Yes because the reverse does not necessarily hold, from what I understand. I think that a group of order 21 is not cyclic. I may be wrong, I need to go check. --prime mover (talk) 14:25, 11 May 2013 (UTC)
Sorru, I'm talking complete rubbish there. Let me go away and think what I'm saying. --prime mover (talk) 14:27, 11 May 2013 (UTC)
... What actual statement are you proposing?

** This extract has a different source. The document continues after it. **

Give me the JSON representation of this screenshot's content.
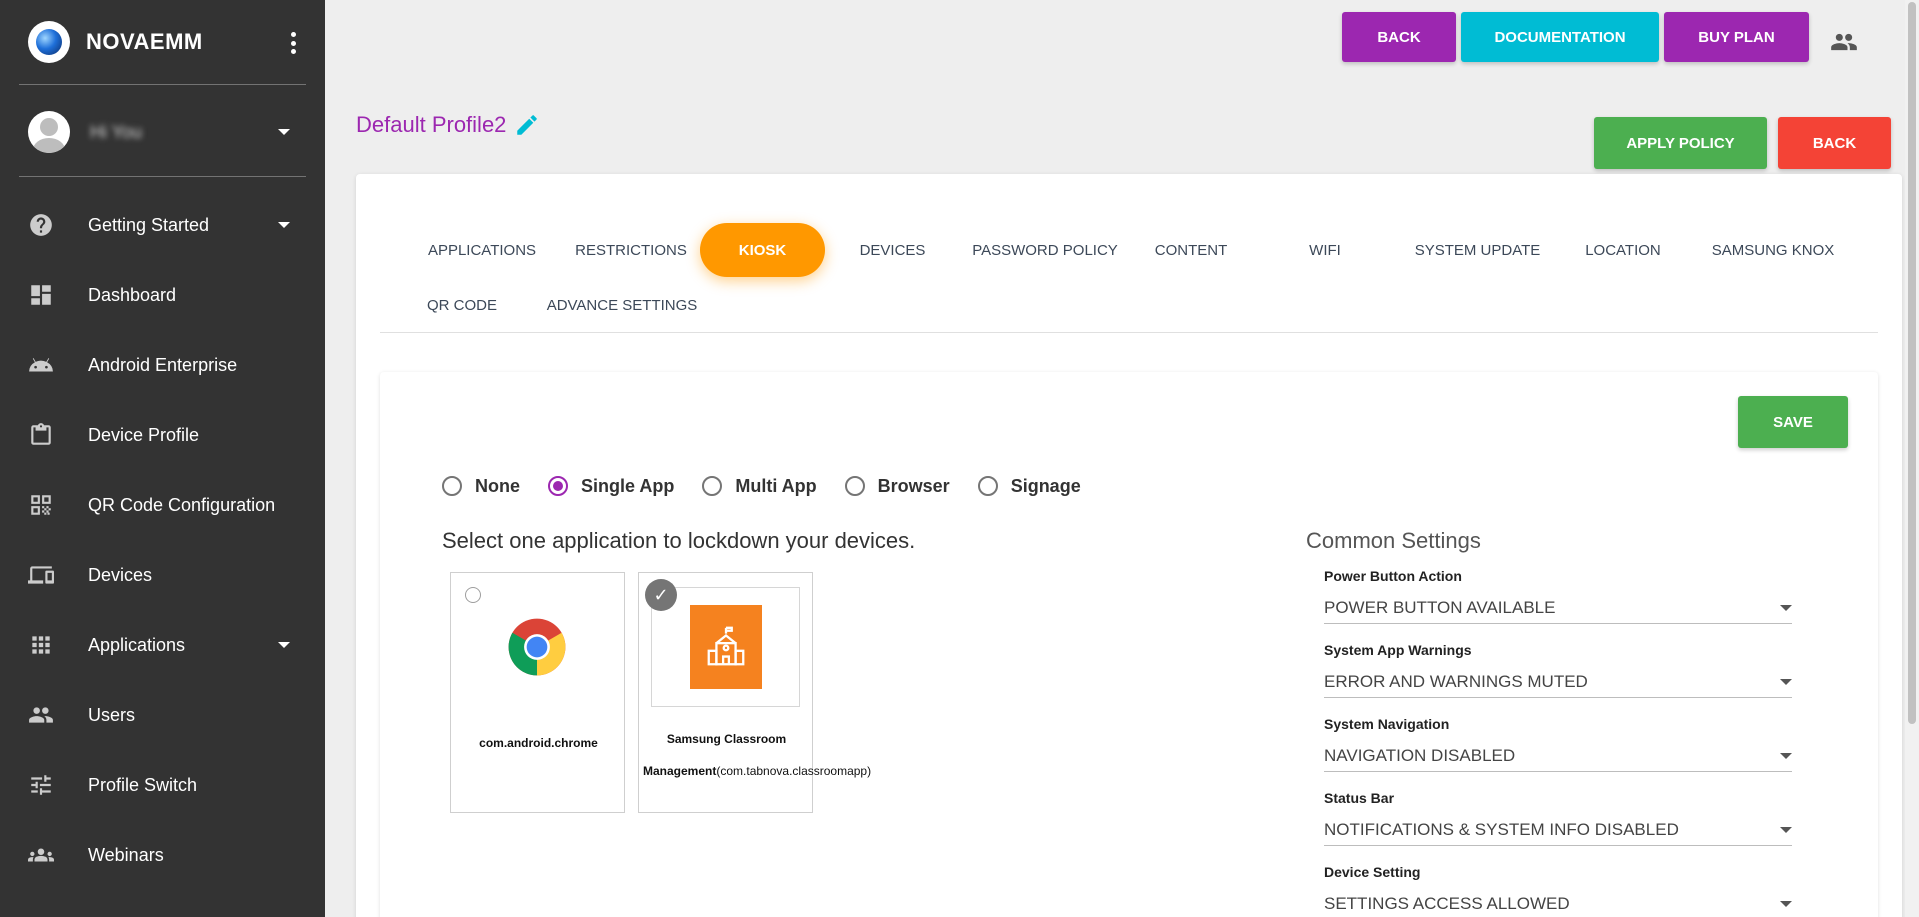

Where does the "iff" come in? --prime mover (talk) 14:31, 11 May 2013 (UTC)

As follows:

Theorem

Let $G$ and $H$ both be finite cyclic groups.

Let $g = |G|, h=|H|$ be their respective orders.

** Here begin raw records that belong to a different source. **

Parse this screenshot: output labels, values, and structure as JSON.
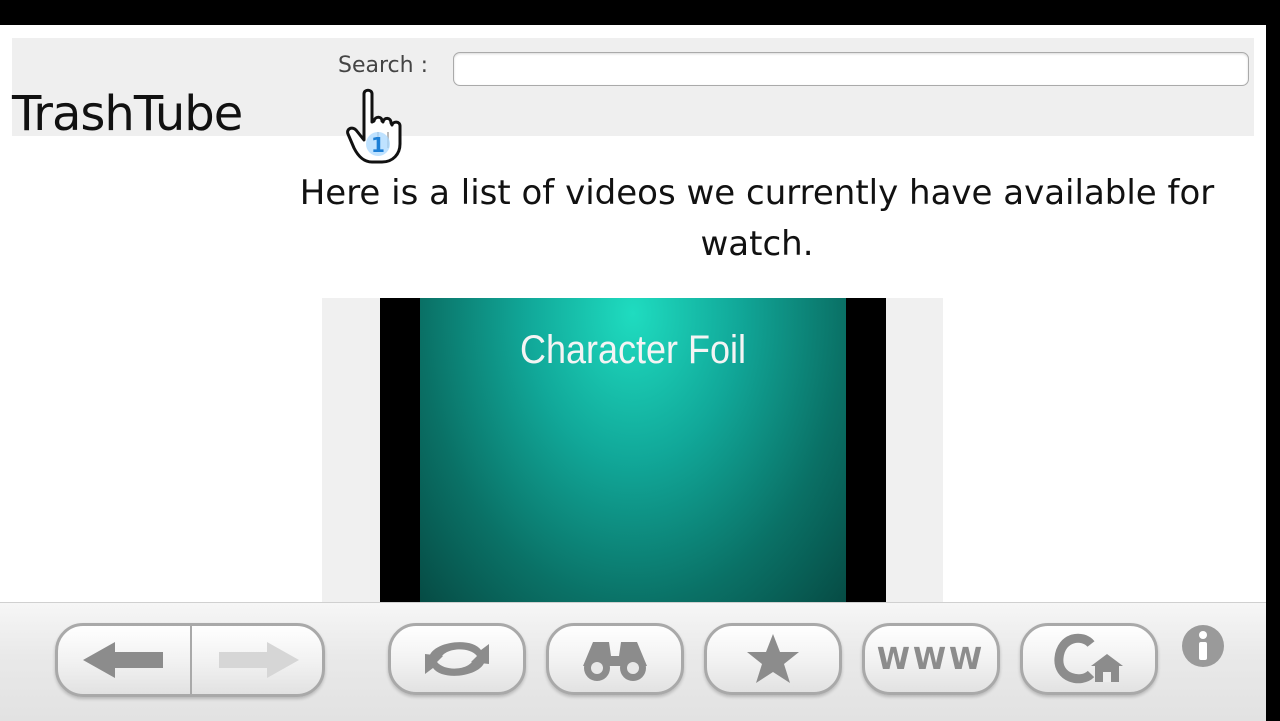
{
  "site": {
    "title": "TrashTube"
  },
  "search": {
    "label": "Search :",
    "value": "",
    "placeholder": ""
  },
  "main": {
    "intro_text": "Here is a list of videos we currently have available for watch."
  },
  "videos": [
    {
      "title": "Character Foil"
    }
  ],
  "cursor": {
    "player_number": "1"
  },
  "toolbar": {
    "buttons": [
      {
        "icon": "back-arrow-icon"
      },
      {
        "icon": "forward-arrow-icon",
        "disabled": true
      },
      {
        "icon": "refresh-icon"
      },
      {
        "icon": "binoculars-icon"
      },
      {
        "icon": "star-icon"
      },
      {
        "icon": "www-icon",
        "label": "WWW"
      },
      {
        "icon": "home-icon"
      },
      {
        "icon": "info-icon"
      }
    ],
    "www_label": "WWW"
  },
  "colors": {
    "video_gradient_light": "#1fdcc0",
    "video_gradient_dark": "#064a43",
    "button_icon_gray": "#8c8c8c"
  }
}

Then their group direct product $G \times H$ is cyclic if and only if $g$ and $h$ are coprime, i.e. $g \perp h$.

Proof

$\Leftarrow$: already done.

$\Rightarrow$: Let $(x,y)$ generate $G \times H$.

Then $x$ generates $G$ and $y$ generates $H$, so $|x| = g$, $|y| = h$.

By Order of Group Element in Group Direct Product, $gh = |(x,y)| = \operatorname{lcm}(|x|,|y|)$.

Therefore we have $gh = \operatorname{lcm}(g,h)$ and therefore $\gcd(g,h) = 1$ by Product of GCD and LCM.

$\blacksquare$

I propose the change in part because I couldn't figure out how to name the converse in relation to this result. --Linus44 (talk) 15:04, 11 May 2013 (UTC)

O yes of course. Makes sense. I was getting confused with non-cyclic groups and other irrelevant stuff. Go for it. --prime mover (talk) 16:48, 11 May 2013 (UTC)